The growing aerial trend in the East China Sea disputes adds another dimension in the already tense seaborne competition over the Senkaku/Diaoyu Islands, following the Japanese government's nationalization of three islets in September 2012. Before then, the islands, although disputed by China, were only infrequently sources of direct tension between Japan and China, since the two sides had earlier come to a tacit agreement that China would not push its claims if Japan did not develop the islands.
This has now changed. While the nationalization did not alter the fact that Japan has no development on the island, it apparently prompted Beijing to shift from its previous pragmatic approach and embark on a nationalist campaign to redefine the boundary.
Against this backdrop, China has increased patrols by maritime surveillance and fishing vessels near the disputed waters, and this has precluded Japan from confronting China with naval vessels. In particular, as the vessels were dispatched well within Japan's 12 nautical miles of territorial waters around the islands, it underscored China's implicit claims of sovereignty.
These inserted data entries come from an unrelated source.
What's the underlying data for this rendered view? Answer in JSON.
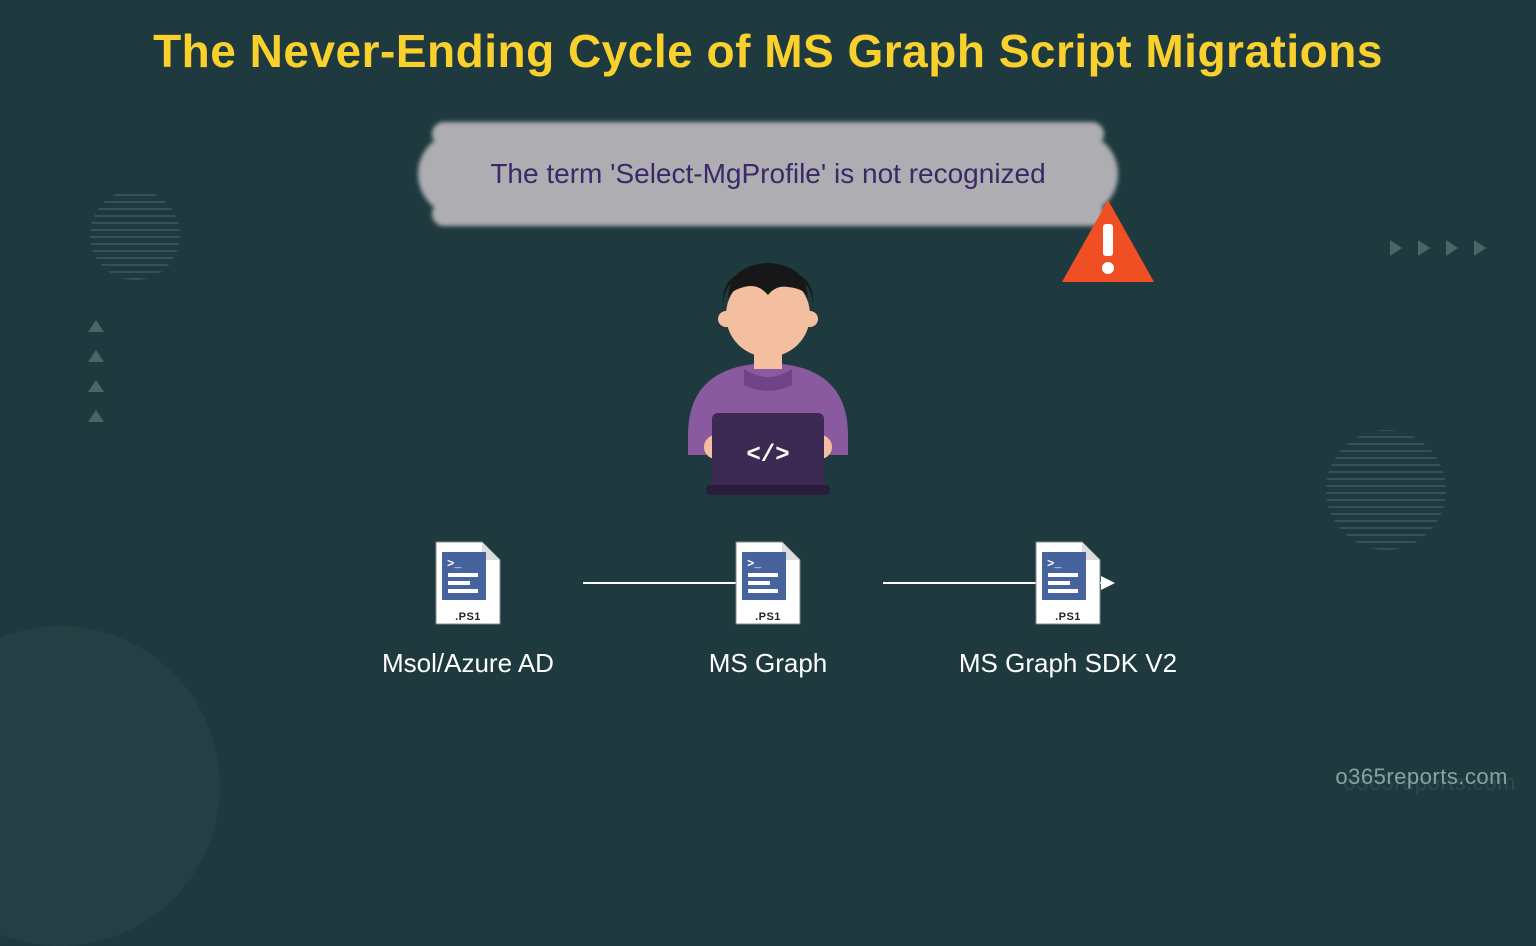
{
  "title": "The Never-Ending Cycle of MS Graph Script Migrations",
  "error_message": "The term 'Select-MgProfile' is not recognized",
  "file_ext": ".PS1",
  "nodes": {
    "n1": "Msol/Azure AD",
    "n2": "MS Graph",
    "n3": "MS Graph SDK V2"
  },
  "watermark": "o365reports.com",
  "colors": {
    "bg": "#1f3a3f",
    "title": "#FAD02C",
    "alert": "#f04e23",
    "shirt": "#8a5a9e",
    "laptop": "#3c2a52"
  }
}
Beijing also announced the intention to demarcate its own territorial waters 12 nautical miles off the islands to further its claims. Added to this is China's increasingly hard-line approach over joint exploration in the natural gas fields in the East China Sea that has largely precluded Japan from participating.
In the near term, Beijing is aiming to shift the fact of Japan's de facto control over the disputed islands toward a new balance that recognizes China's emerging maritime interests and presence. As with similar maneuvers by Beijing in the South China Sea disputes, China understands that its attempt to establish a new balance in the maritime sphere is confined so long as it wants to avoid provoking a serious response from the United States.
Serious aggression over maritime boundaries with Japan could not only justify Japan's process of military normalization but ultimately bring U.S. military power into the equation, since Washington has repeatedly emphasized that it considers the area covered by U.S.-Japan security agreements. This would not be in China's interests, but Beijing nonetheless appeared to be willing to test the U.S. commitment and assert its claim not only to the islands but also to its enlarged sphere of influence. That said, such deliberate ratcheting up of tensions with tools like the ADIZ is forcing all players to readjust their behaviors in light of China's increasing regional ambitions and naval heft.